Supervisor: Not available Sponsor: Not available
Qualification Name: Thesis (Ph.D.) Qualification Level: Doctoral
EThOS ID:  DOI: Not available

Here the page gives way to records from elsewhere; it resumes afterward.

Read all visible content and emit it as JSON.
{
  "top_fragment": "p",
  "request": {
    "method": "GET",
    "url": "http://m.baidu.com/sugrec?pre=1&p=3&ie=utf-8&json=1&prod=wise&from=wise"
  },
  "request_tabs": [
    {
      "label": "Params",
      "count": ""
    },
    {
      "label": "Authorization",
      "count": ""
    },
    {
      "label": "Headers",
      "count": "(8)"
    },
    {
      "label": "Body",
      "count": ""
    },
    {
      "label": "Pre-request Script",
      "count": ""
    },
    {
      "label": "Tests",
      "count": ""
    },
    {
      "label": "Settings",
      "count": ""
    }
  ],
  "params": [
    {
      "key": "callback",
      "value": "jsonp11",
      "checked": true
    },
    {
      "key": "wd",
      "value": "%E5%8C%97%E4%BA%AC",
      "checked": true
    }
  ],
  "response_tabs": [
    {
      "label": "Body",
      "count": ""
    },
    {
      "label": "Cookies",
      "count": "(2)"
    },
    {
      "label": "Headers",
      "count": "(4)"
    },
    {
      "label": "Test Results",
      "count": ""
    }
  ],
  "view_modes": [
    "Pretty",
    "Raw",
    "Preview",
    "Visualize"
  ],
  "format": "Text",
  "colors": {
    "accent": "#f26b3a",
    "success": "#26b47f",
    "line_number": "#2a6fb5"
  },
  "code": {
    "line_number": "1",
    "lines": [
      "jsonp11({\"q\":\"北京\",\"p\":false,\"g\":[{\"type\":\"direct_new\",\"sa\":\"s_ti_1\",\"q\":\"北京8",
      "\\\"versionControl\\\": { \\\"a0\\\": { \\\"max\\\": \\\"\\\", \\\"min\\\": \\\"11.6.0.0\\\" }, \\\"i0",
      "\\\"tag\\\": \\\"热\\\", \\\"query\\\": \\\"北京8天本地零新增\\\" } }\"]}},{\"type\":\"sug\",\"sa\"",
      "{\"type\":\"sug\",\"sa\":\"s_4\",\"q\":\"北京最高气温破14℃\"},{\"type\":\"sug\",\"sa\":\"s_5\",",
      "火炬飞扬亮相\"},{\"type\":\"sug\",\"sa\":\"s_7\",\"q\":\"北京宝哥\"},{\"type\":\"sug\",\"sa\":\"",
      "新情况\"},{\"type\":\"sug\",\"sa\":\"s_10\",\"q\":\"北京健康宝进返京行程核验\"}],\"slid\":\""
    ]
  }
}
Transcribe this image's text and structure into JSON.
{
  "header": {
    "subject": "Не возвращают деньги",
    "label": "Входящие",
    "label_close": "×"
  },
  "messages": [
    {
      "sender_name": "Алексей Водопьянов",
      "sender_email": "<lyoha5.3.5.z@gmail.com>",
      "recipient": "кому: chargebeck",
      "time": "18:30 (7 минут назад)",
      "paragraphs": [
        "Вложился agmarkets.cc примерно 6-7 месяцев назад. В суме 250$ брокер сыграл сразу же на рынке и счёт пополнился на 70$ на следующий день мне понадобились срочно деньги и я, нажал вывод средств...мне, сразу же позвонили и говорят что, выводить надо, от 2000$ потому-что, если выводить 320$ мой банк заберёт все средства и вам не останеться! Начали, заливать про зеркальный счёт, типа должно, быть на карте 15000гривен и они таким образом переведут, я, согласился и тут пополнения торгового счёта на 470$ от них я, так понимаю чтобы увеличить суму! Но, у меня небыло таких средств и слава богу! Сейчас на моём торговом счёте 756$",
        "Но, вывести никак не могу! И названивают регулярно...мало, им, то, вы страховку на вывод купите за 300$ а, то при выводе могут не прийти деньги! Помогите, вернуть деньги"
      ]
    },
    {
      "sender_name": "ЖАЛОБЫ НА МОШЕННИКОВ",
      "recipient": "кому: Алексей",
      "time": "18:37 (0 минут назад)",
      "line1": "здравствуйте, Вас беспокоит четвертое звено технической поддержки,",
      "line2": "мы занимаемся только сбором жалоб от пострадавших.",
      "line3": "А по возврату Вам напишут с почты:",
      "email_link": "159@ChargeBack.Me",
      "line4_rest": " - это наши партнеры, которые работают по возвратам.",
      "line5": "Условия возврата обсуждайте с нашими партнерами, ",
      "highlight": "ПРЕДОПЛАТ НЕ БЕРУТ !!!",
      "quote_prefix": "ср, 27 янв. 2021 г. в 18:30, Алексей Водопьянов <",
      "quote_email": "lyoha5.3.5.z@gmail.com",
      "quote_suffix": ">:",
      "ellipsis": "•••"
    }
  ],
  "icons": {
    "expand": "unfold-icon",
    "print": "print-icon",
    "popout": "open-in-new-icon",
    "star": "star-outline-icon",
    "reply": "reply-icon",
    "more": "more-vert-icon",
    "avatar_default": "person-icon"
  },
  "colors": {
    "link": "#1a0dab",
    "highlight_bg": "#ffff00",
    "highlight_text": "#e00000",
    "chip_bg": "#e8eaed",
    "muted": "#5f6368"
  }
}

Keywords: HB Economic Theory ; HC Economic History and Conditions